Duke IDEAS, a new interdisciplinary program that will bring together students and faculty from different corners of the institution, will launch Fall 2013.
The new campus-wide initiative, which involves all 10 schools of the University, will include a number of new certificate offerings at the undergraduate and graduate level, each requiring participation in “project teams,” said Andrew Janiak, Creed C. Black associate professor of philosophy, at the Arts and Sciences Council meeting Thursday. Undergraduates will join students from the other schools to form project teams, each designed to tackle some specific problem within one of five designated themes.
The program will receive a major gift as part of the Duke Forward capital campaign.
“What we’re really doing is using existing elements within the curriculum—study abroad, language study, study in traditional majors—and giving students a path through the curriculum,” Janiak said.

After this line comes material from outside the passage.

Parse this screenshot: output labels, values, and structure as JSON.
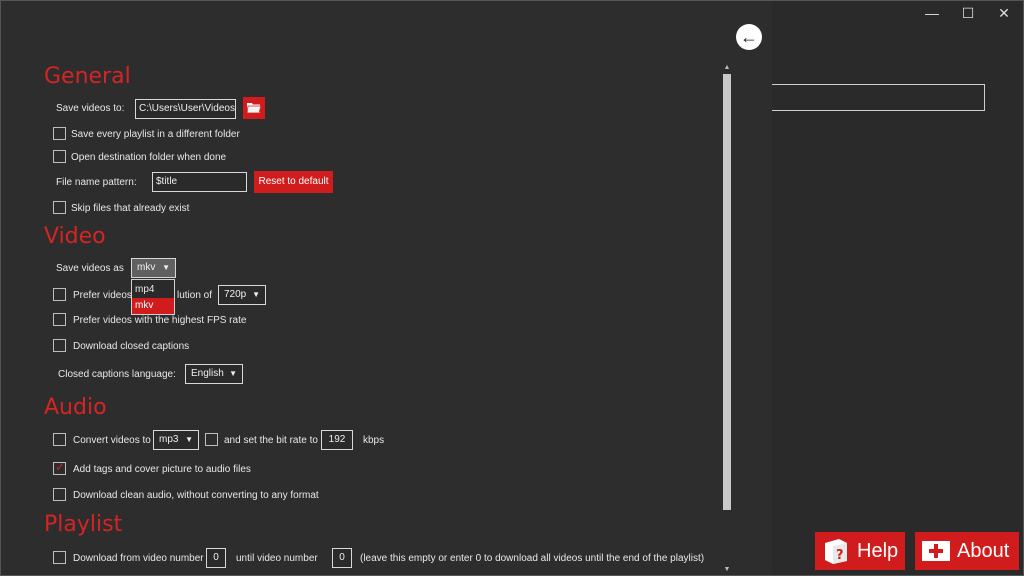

Duke IDEAS will be comprised of five broad themes, each involving a number of related fields of study: Brain and Society; Education and Human Development; Energy; Global Health; and Information, Society and Culture.
“This can make students’ curricular and co-curricular lives more coherent,” Janiak said. “We want it to encompass many different aspects of the Duke experience.” Project teams would exist continuously over several years, with students periodically cycling in and out, though the details of the project teams are still being worked out, he noted.
He added that Duke IDEAS has the potential to excite prospective students, as well as further differentiate Duke from its peer institutions.
The program, however, still needs to determine how to involve such disparate groups of students as, for example, engineering students and law students, Janiak said.
“But we hope intellectual excitement will be the one thing in common,” he added.
In other business
Suzanne Shanahan, acting director of the Kenan Institute for Ethics and associate research professor of sociology, proposed a new experiential certificate program. In this program, students would be required to take fewer courses than they would in the current certificate model and must fulfill an “experience” requirement instead. Students would have to spend a certain number of hours participating in internships, research, service learning or other co-curricular activities during the summer or the school year.
“The Duke experience is no longer about the eight semesters—it’s four continuous years,” Shanahan said. “With winter forums, summer internships, Duke Engage, research experiences—a lot of the learning is taking place outside the classroom. We need to figure out how to have some reciprocity between what happens inside and outside the classroom.”
Similar to the current approach, the new certificate program would still feature gateway and capstone courses, though students would have to declare for a certificate no later than midway through their junior year.
The earlier deadline would be meant to encourage greater student reflection, Shanahan said. In addition, students would have to prepare essays and digital portfolios to be accepted into the program.
She noted that the program would be flexible and that students would have a choice between participating in either the new model or the current one.